Papademos says the budget is a key first step towards reversing disastrous past policies.
ATHENS: After months of wrangling, soul searching and violent protests, Greece has finally passed its 2012 budget -- but now comes the hard part, living with it as the economy slumps and the eurozone struggles for survival.
"The situation in Europe is becoming more and more difficult and the time for crucial decisions is coming," business daily Kathiemrini said in an editorial on the budget, passed by 258 votes to 41 in the early hours Wednesday.
"Unfortunately, the possibility of our having to leave the euro has not gone away but that does not mean that we cannot fight the battle and win it ... We are going to have to do the hard and unpleasant work," it said.
Greece is reeling from the shock to its pride and credibility after financial markets turned against it because of its massive, unsustainable debt mountain of more than 350 billion euros (RM1,490 billion), forcing Athens to seek EU-IMF bailouts.
Many feel bitter about the way the country is portrayed as the culprit of the eurozone debt crisis and resent what they see as the intrusive oversight of the EU and International Monetary Fund after a first debt rescue in 2010.
At the same time, opinion polls suggest most of Greece's small population of 11 million want to stay in the eurozone and the European Union.
Prime Minister Lucas Papademos told parliament that the budget was a key first step in reversing the disastrous policies which have left each Greek burdened with more than 30,000 euros in state debt.
"Our actions will determine the country's economic future, not only for 2012 but for the entire decade," said Papademos, who took over last month with the task of ratifying a second EU-IMF debt deal and holding early elections.
The premier, a former European Central Bank deputy chief, also insisted that Greece's position in the European Union and the euro was non-negotiable.
"The Greek people will defend it in every way possible ... Europe and our common currency remain, despite the crisis, one of the noblest achievements of recent history," Papademos said.
The government warned during the debate that the stakes could not be higher as the country remains mired in recession and the eurozone comes under intense pressure to reform.

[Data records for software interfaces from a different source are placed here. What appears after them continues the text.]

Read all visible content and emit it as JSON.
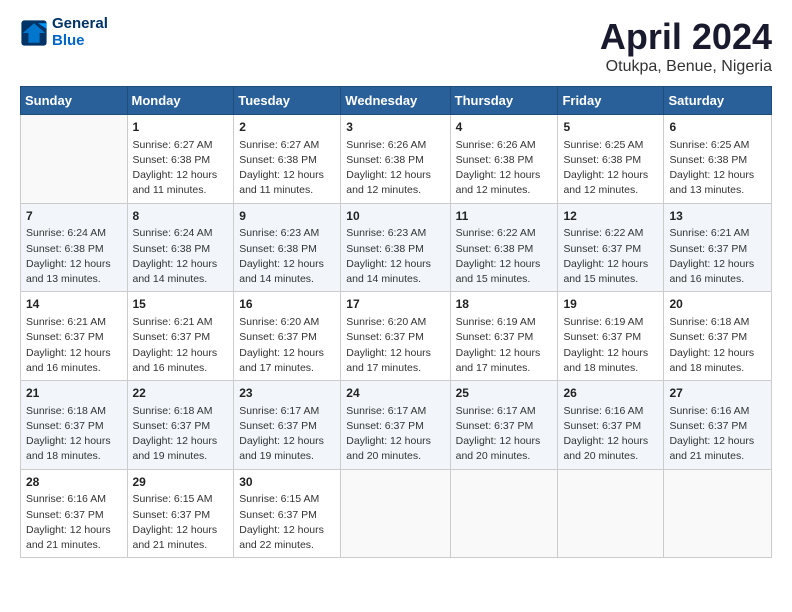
{
  "header": {
    "logo_line1": "General",
    "logo_line2": "Blue",
    "title": "April 2024",
    "subtitle": "Otukpa, Benue, Nigeria"
  },
  "weekdays": [
    "Sunday",
    "Monday",
    "Tuesday",
    "Wednesday",
    "Thursday",
    "Friday",
    "Saturday"
  ],
  "weeks": [
    [
      {
        "day": "",
        "info": ""
      },
      {
        "day": "1",
        "info": "Sunrise: 6:27 AM\nSunset: 6:38 PM\nDaylight: 12 hours\nand 11 minutes."
      },
      {
        "day": "2",
        "info": "Sunrise: 6:27 AM\nSunset: 6:38 PM\nDaylight: 12 hours\nand 11 minutes."
      },
      {
        "day": "3",
        "info": "Sunrise: 6:26 AM\nSunset: 6:38 PM\nDaylight: 12 hours\nand 12 minutes."
      },
      {
        "day": "4",
        "info": "Sunrise: 6:26 AM\nSunset: 6:38 PM\nDaylight: 12 hours\nand 12 minutes."
      },
      {
        "day": "5",
        "info": "Sunrise: 6:25 AM\nSunset: 6:38 PM\nDaylight: 12 hours\nand 12 minutes."
      },
      {
        "day": "6",
        "info": "Sunrise: 6:25 AM\nSunset: 6:38 PM\nDaylight: 12 hours\nand 13 minutes."
      }
    ],
    [
      {
        "day": "7",
        "info": "Sunrise: 6:24 AM\nSunset: 6:38 PM\nDaylight: 12 hours\nand 13 minutes."
      },
      {
        "day": "8",
        "info": "Sunrise: 6:24 AM\nSunset: 6:38 PM\nDaylight: 12 hours\nand 14 minutes."
      },
      {
        "day": "9",
        "info": "Sunrise: 6:23 AM\nSunset: 6:38 PM\nDaylight: 12 hours\nand 14 minutes."
      },
      {
        "day": "10",
        "info": "Sunrise: 6:23 AM\nSunset: 6:38 PM\nDaylight: 12 hours\nand 14 minutes."
      },
      {
        "day": "11",
        "info": "Sunrise: 6:22 AM\nSunset: 6:38 PM\nDaylight: 12 hours\nand 15 minutes."
      },
      {
        "day": "12",
        "info": "Sunrise: 6:22 AM\nSunset: 6:37 PM\nDaylight: 12 hours\nand 15 minutes."
      },
      {
        "day": "13",
        "info": "Sunrise: 6:21 AM\nSunset: 6:37 PM\nDaylight: 12 hours\nand 16 minutes."
      }
    ],
    [
      {
        "day": "14",
        "info": "Sunrise: 6:21 AM\nSunset: 6:37 PM\nDaylight: 12 hours\nand 16 minutes."
      },
      {
        "day": "15",
        "info": "Sunrise: 6:21 AM\nSunset: 6:37 PM\nDaylight: 12 hours\nand 16 minutes."
      },
      {
        "day": "16",
        "info": "Sunrise: 6:20 AM\nSunset: 6:37 PM\nDaylight: 12 hours\nand 17 minutes."
      },
      {
        "day": "17",
        "info": "Sunrise: 6:20 AM\nSunset: 6:37 PM\nDaylight: 12 hours\nand 17 minutes."
      },
      {
        "day": "18",
        "info": "Sunrise: 6:19 AM\nSunset: 6:37 PM\nDaylight: 12 hours\nand 17 minutes."
      },
      {
        "day": "19",
        "info": "Sunrise: 6:19 AM\nSunset: 6:37 PM\nDaylight: 12 hours\nand 18 minutes."
      },
      {
        "day": "20",
        "info": "Sunrise: 6:18 AM\nSunset: 6:37 PM\nDaylight: 12 hours\nand 18 minutes."
      }
    ],
    [
      {
        "day": "21",
        "info": "Sunrise: 6:18 AM\nSunset: 6:37 PM\nDaylight: 12 hours\nand 18 minutes."
      },
      {
        "day": "22",
        "info": "Sunrise: 6:18 AM\nSunset: 6:37 PM\nDaylight: 12 hours\nand 19 minutes."
      },
      {
        "day": "23",
        "info": "Sunrise: 6:17 AM\nSunset: 6:37 PM\nDaylight: 12 hours\nand 19 minutes."
      },
      {
        "day": "24",
        "info": "Sunrise: 6:17 AM\nSunset: 6:37 PM\nDaylight: 12 hours\nand 20 minutes."
      },
      {
        "day": "25",
        "info": "Sunrise: 6:17 AM\nSunset: 6:37 PM\nDaylight: 12 hours\nand 20 minutes."
      },
      {
        "day": "26",
        "info": "Sunrise: 6:16 AM\nSunset: 6:37 PM\nDaylight: 12 hours\nand 20 minutes."
      },
      {
        "day": "27",
        "info": "Sunrise: 6:16 AM\nSunset: 6:37 PM\nDaylight: 12 hours\nand 21 minutes."
      }
    ],
    [
      {
        "day": "28",
        "info": "Sunrise: 6:16 AM\nSunset: 6:37 PM\nDaylight: 12 hours\nand 21 minutes."
      },
      {
        "day": "29",
        "info": "Sunrise: 6:15 AM\nSunset: 6:37 PM\nDaylight: 12 hours\nand 21 minutes."
      },
      {
        "day": "30",
        "info": "Sunrise: 6:15 AM\nSunset: 6:37 PM\nDaylight: 12 hours\nand 22 minutes."
      },
      {
        "day": "",
        "info": ""
      },
      {
        "day": "",
        "info": ""
      },
      {
        "day": "",
        "info": ""
      },
      {
        "day": "",
        "info": ""
      }
    ]
  ]
}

"A real earthquake is occurring in Europe at this moment," said conservative leader Antonis Samaras, part of the coalition government.
"We don't know where it will lead (so) we are in a hurry for Greece to capitalise as much as it can today," said Samaras, whose party holds a solid lead in the polls ahead of snap elections expected early next year.
The eurozone was rocked on Monday when Standard and Poor's warned it could downgrade the entire bloc -- including Germany, its powerhouse and paymaster -- if economic conditions worsen and leaders remain divided over over what to do.
Germany and France have taken the lead to push major changes in the way the bloc is run to ensure much tighter fiscal oversight from Brussels in the run-up to what appears now to be a make-or-break EU summit on Thursday and Friday.
The Brussels meeting is supposed to agree the major institutional changes to stop the debt crisis which has pushed Greece, then Ireland and Portugal into EU-IMF debt bailouts and now threatens Italy and Spain.
With the budget passed, the key issue for Greece is implementation after it missed deficit and debt targets laid down in the first EU-IMF rescue in 2010 and was then forced to seek more help as the economy slumped.
It puts the public deficit at 5.4 per cent of gross domestic product (GDP) in 2012, down from 9.0 per cent this year -- which was originally fixed at 6.8 per cent and compares with the EU ceiling of 3.0 per cent.
The second accord agreed in late October required Greece to adopt tougher austerity measures in return for new funding of 100 billion euros and a controversial debt write-down deal with creditor banks worth 100 billion euros.
It also made available 30 billion euros to help local banks cover the losses on their holdings of Greek government bonds caused by the 50-per cent bond write-down which in turn should cut the total debt to around 120 per cent of GDP from 160 per cent..
Finance Minister Evangelos Venizelos said that Greece will host a new round of talks with its international creditors next week, with the bond write-down controversial and difficult to finalise, according to banking sector sources.
"There will be a consultation, a discussion with the representatives of the private sector over the specific means of their participation in the reduction of public debt," Venizelos told parliament ahead of the vote